29 october 2016 – 8 february 2017
Considering different ways of thinking or living inevitably raises questions about the human encounter. What do we have in common among all these variations? What are the most fundamental characteristics that unite us and perhaps define our humanity? Where is the ‘train station’ where all these cultural railways pass?
These might seem like big philosophical questions, but one doesn’t need to present them in big philosophic ways. They all come up on a modest scale, especially in literature for young people. Here we are compelled to consider essential things all the time, and at its best, this literature asks very profound questions in a way that is disarming, entertaining and even silly, much as children do.
Interestingly, writers and artists (like children) don’t do this by examining life reductively. You might pull a clock apart, boil chemicals down to a periodic table or crack a DNA code to say, ‘look at these fundamental building blocks’. Instead, we try to do what evolutionary nature does, experimenting with constant sideways variations on existing things, testing to see if anything clicks—creating small other universes that hopefully intersect unusually or surprisingly with our real world, like so many species of beetle studied by Charles Darwin, each further questioning and defining an essential idea of ‘beetle-ness.’
My illustrated fiction offers an example I’m best qualified to discuss, particularly The Arrival. This book more or less began as a grand ambition to tell a universal migrant story. In early notes, I explained to my editor that I wanted to ‘distill’ multiple anecdotal histories I was researching – across many countries and centuries – into a single story featuring a generic everyman protagonist. That was the initial guiding concept: distillation. In practice, however, it seemed impossible to think about so many real-life tales reductively.
More information can be found in the Folder (available only in Swedish).
About the artist
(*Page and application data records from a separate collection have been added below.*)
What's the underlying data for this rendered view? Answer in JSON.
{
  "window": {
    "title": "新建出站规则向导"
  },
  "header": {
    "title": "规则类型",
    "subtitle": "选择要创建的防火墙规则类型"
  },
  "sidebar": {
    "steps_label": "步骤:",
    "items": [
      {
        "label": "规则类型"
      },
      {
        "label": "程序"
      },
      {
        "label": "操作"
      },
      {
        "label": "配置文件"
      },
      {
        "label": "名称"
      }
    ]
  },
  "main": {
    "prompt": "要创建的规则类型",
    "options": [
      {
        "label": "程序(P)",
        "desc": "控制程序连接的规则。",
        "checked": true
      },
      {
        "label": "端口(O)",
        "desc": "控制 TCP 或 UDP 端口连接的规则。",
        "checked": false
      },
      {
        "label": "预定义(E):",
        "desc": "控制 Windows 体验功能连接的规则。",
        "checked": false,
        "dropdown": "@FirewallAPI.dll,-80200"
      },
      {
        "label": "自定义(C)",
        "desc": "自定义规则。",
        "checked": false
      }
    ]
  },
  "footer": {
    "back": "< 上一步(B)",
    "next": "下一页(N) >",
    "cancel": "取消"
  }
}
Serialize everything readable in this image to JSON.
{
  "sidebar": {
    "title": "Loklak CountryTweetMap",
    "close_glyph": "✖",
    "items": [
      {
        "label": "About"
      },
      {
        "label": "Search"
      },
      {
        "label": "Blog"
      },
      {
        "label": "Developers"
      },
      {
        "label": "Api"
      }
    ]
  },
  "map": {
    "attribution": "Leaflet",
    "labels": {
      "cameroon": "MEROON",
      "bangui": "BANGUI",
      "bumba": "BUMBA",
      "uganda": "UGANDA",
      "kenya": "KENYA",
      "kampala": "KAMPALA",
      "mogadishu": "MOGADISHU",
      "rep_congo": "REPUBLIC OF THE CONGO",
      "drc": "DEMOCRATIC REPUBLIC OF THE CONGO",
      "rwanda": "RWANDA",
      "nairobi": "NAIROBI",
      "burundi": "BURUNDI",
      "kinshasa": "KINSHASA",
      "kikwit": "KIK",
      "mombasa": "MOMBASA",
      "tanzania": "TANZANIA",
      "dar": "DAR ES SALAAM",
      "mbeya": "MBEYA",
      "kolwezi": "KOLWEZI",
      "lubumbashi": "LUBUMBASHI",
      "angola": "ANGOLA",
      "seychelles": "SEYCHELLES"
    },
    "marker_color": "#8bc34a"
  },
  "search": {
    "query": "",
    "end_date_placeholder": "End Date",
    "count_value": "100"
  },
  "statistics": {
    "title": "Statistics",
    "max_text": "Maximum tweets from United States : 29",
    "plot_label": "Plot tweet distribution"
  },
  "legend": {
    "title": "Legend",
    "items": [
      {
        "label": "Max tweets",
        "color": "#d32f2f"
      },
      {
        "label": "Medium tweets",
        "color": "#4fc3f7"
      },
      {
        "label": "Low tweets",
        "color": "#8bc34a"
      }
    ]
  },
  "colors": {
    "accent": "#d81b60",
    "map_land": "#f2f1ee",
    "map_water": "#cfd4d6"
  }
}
Shaun Tan grew up in a suburb of Perth in Western Australia, with a Malay-Chinese father and a mother with English and Irish roots. At an early age he showed an interest in drawing and studied art and literature at the university. As a teenager, Shaun Tan drew science fiction and horror cartoons for smaller newspapers. In his adult life, he has often been described as an innovator of the picture book that creates visually powerful stories with the human being at its core. He uses various artistic techniques such as pencil, Indian ink, colored pens and painting. He also employs different printing methods and regards every book as a visual and verbal storytelling experiment. His production consists of over twenty books, translated into several languages.